Colorado Personal Injury Law Basics
Being injured in an accident is a scary, painful, and confusing experience.
Navigating the legal process of a personal injury case can be overwhelming when you are in recovery.
At the Law Office of Steve Roberts, we empathize with our clients suffering from a personal injury accident. Additionally, we advocate on their behalf so they can get compensated by those at fault.
Below is an outline of the personal injury law basics in Colorado that may help answer questions you have following an accident.
Common Types of Personal Injury Accidents
An accident can happen almost anywhere, at any time.
However, certain situations result in personal injury accidents more than others.
We see the following personal injury accident occur most often:
- Car accidents
- Trucking accidents
- Motorcycle accidents
- Bicycle accidents
- Pedestrian accidents
- DUI accidents
- Dog bites
- Slip and falls
- Traumatic brain injuries
- Wrongful death
These are not the only types of personal injury accidents, and injuries can range from something minor to life-altering severe. In the worst situations, our loved ones die as a result of a personal injury accident.
Colorado Personal Injury Law Basics
Personal injury cases fall under the doctrine of negligence, where a person’s careless or reckless acts harmed another.
In order to prove negligence in a Colorado personal injury case, the accident victim must prove the following elements:
- Duty: The defendant owed a duty to the victim of the accident
- Breach: That the duty was breached by the careless or reckless acts of the defendant
- Causation: But for the defendant’s actions, the victim’s injuries would not have occurred
- Damages: As a result, the victim suffered actual damages
An example of the elements of negligence in action during a personal injury case would be a car running a red light and striking another vehicle that had the green light, causing injuries. The driver of the car that ran the red light had a duty to the victim to drive responsibly on the road. The driver breached that duty when he carelessly or recklessly ran the red light. But for running the red light, the victim would not have been injured by the driver, and as a result of the driver’s negligent actions, the victims suffered harm.

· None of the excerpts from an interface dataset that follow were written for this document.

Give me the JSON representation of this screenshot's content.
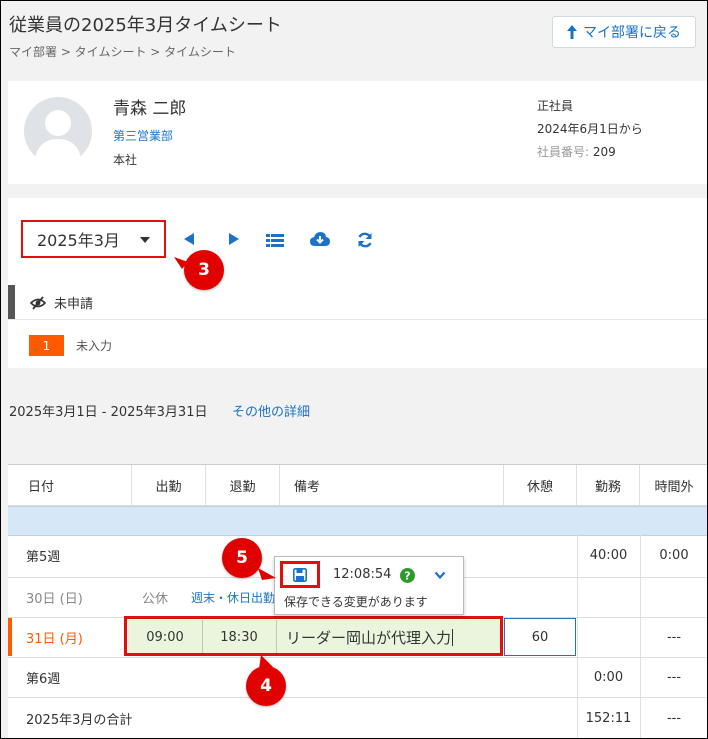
{
  "header": {
    "title": "従業員の2025年3月タイムシート",
    "breadcrumb": "マイ部署 > タイムシート > タイムシート",
    "back_button": "マイ部署に戻る"
  },
  "employee": {
    "name": "青森 二郎",
    "department": "第三営業部",
    "office": "本社",
    "type": "正社員",
    "since": "2024年6月1日から",
    "number_label": "社員番号:",
    "number": "209"
  },
  "controls": {
    "month": "2025年3月",
    "icons": [
      "prev-icon",
      "next-icon",
      "list-icon",
      "cloud-download-icon",
      "refresh-icon"
    ]
  },
  "status": {
    "label": "未申請",
    "badge_count": "1",
    "badge_label": "未入力"
  },
  "period": {
    "range": "2025年3月1日 - 2025年3月31日",
    "details_link": "その他の詳細"
  },
  "table": {
    "headers": [
      "日付",
      "出勤",
      "退勤",
      "備考",
      "休憩",
      "勤務",
      "時間外"
    ],
    "week5": {
      "label": "第5週",
      "work": "40:00",
      "overtime": "0:00"
    },
    "day30": {
      "date": "30日 (日)",
      "type": "公休",
      "note": "週末・休日出勤"
    },
    "day31": {
      "date": "31日 (月)",
      "in": "09:00",
      "out": "18:30",
      "note": "リーダー岡山が代理入力",
      "break": "60",
      "overtime": "---"
    },
    "week6": {
      "label": "第6週",
      "work": "0:00",
      "overtime": "---"
    },
    "total": {
      "label": "2025年3月の合計",
      "work": "152:11",
      "overtime": "---"
    }
  },
  "popup": {
    "time": "12:08:54",
    "message": "保存できる変更があります"
  },
  "callouts": [
    "3",
    "4",
    "5"
  ],
  "colors": {
    "accent": "#1a73c8",
    "highlight": "#e01010",
    "badge": "#ff5a00"
  }
}
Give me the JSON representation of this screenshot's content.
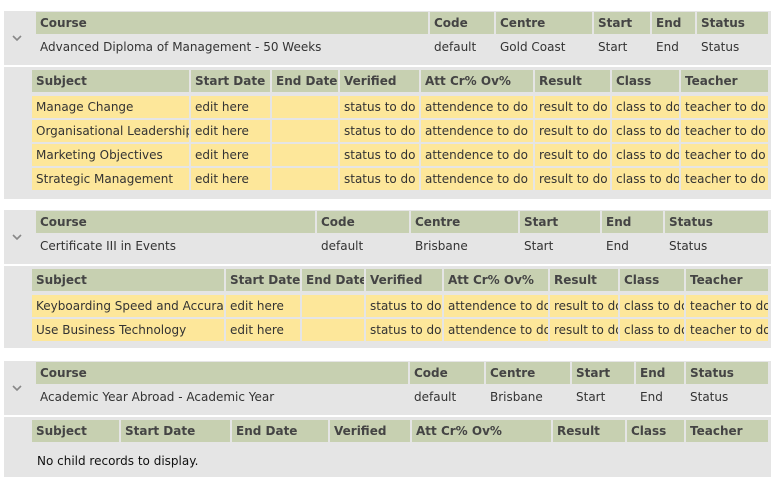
{
  "courses": [
    {
      "course_headers": [
        "Course",
        "Code",
        "Centre",
        "Start",
        "End",
        "Status"
      ],
      "course_values": [
        "Advanced Diploma of Management - 50 Weeks",
        "default",
        "Gold Coast",
        "Start",
        "End",
        "Status"
      ],
      "subject_headers": [
        "Subject",
        "Start Date",
        "End Date",
        "Verified",
        "Att Cr% Ov%",
        "Result",
        "Class",
        "Teacher"
      ],
      "subjects": [
        [
          "Manage Change",
          "edit here",
          "",
          "status to do",
          "attendence to do",
          "result to do",
          "class to do",
          "teacher to do"
        ],
        [
          "Organisational Leadership",
          "edit here",
          "",
          "status to do",
          "attendence to do",
          "result to do",
          "class to do",
          "teacher to do"
        ],
        [
          "Marketing Objectives",
          "edit here",
          "",
          "status to do",
          "attendence to do",
          "result to do",
          "class to do",
          "teacher to do"
        ],
        [
          "Strategic Management",
          "edit here",
          "",
          "status to do",
          "attendence to do",
          "result to do",
          "class to do",
          "teacher to do"
        ]
      ],
      "empty_message": ""
    },
    {
      "course_headers": [
        "Course",
        "Code",
        "Centre",
        "Start",
        "End",
        "Status"
      ],
      "course_values": [
        "Certificate III in Events",
        "default",
        "Brisbane",
        "Start",
        "End",
        "Status"
      ],
      "subject_headers": [
        "Subject",
        "Start Date",
        "End Date",
        "Verified",
        "Att Cr% Ov%",
        "Result",
        "Class",
        "Teacher"
      ],
      "subjects": [
        [
          "Keyboarding Speed and Accuracy",
          "edit here",
          "",
          "status to do",
          "attendence to do",
          "result to do",
          "class to do",
          "teacher to do"
        ],
        [
          "Use Business Technology",
          "edit here",
          "",
          "status to do",
          "attendence to do",
          "result to do",
          "class to do",
          "teacher to do"
        ]
      ],
      "empty_message": ""
    },
    {
      "course_headers": [
        "Course",
        "Code",
        "Centre",
        "Start",
        "End",
        "Status"
      ],
      "course_values": [
        "Academic Year Abroad - Academic Year",
        "default",
        "Brisbane",
        "Start",
        "End",
        "Status"
      ],
      "subject_headers": [
        "Subject",
        "Start Date",
        "End Date",
        "Verified",
        "Att Cr% Ov%",
        "Result",
        "Class",
        "Teacher"
      ],
      "subjects": [],
      "empty_message": "No child records to display."
    }
  ],
  "icons": {
    "expand_toggle": "chevron-down-icon"
  },
  "colors": {
    "header_bg": "#c7d0b1",
    "row_highlight": "#fde79a",
    "panel_bg": "#e5e5e5"
  }
}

There are several exceptions to personal injury law in Colorado. For example, slip and falls are also regulated by the Premises Liability Act and dog bites are covered under the Dog Bite Statute. In dog bite cases, Colorado law states that the owner of the animal is held strictly liable for all injuries. This is regardless of whether the dog has a history of aggressive behavior or bitten a person in the past.
The Personal Injury Lawsuit Process
The first step in the personal injury lawsuit process is making sure that your case is still within the statute of limitations.
In Colorado, the statute of limitations for a personal injury case is two years from the date of the accident or the date that the injury from the accident was discovered.
If the accident involves a claim against a Colorado city, county, or state entity, the victim is also required to file a formal complaint within 180 days of the accident. If the required paperwork is not filed in this time, the court is allowed to throw out the lawsuit.
The second step in the lawsuit process is an investigation into the claims of the case as well as negotiation with insurers and other parties at fault for the accident. During this time, your lawyer will try to negotiate a full and fair settlement for your injuries based on the documentation and other evidence of the accident. If a settlement can be reached, the case ends here.
However, if a fair settlement cannot be negotiated, the case moves to court–the third step.
Personal injury cases are subject to the same full trial process as other type of case. This includes a lengthy discovery period with depositions, interrogatories, and other evidence gathering, pretrial motions, trial preparation, and the full court case. After hearing both sides, a judge or jury will determine fault in the accident and the amount of compensation that should be awarded.
Compensation for Personal Injury in Colorado
Victims of personal injury accidents may be entitled to economic and non-economic damages for their injuries.
Economic damages refer to out-of-pocket costs like current and future medical bills, lost wages, loss of future earning capacity, and property damage.
Non-economic damages may be collected for physical and mental pain and suffering, inconvenience, emotional stress, impairment of the quality of life.
Additionally, any physical impairment or disfigurement that will affect you in the future can be accounted for in a settlement.
Families of victims that die in personal injury accidents may also collect damages for wrongful death, which includes funeral costs and compensation for the loss of love, security, companionship, and consortium.
It is important to note that Colorado utilizes a modified comparative fault rule when determining the final amount of compensation a victim receives after a personal injury accident. Once a person has been awarded compensation for their injuries, the court determines the degree of fault they had in the accident and reduces their total award by that percentage. For example, if a personal injury victim received $100,000 in damages and was found ten percent at fault, the total award would be $90,000.
This applies to damages for all personal injury victims found less than 49 percent at fault for the accident. However, under the modified rule, if a party involved in the accident is found fifty percent or more responsible they are completely barred from collecting compensation.
Contact a Personal Injury Attorney Now
If you or a loved one has been injured in a personal injury accident in the Denver area or has any questions about personal injury law in Colorado, our office is here to help.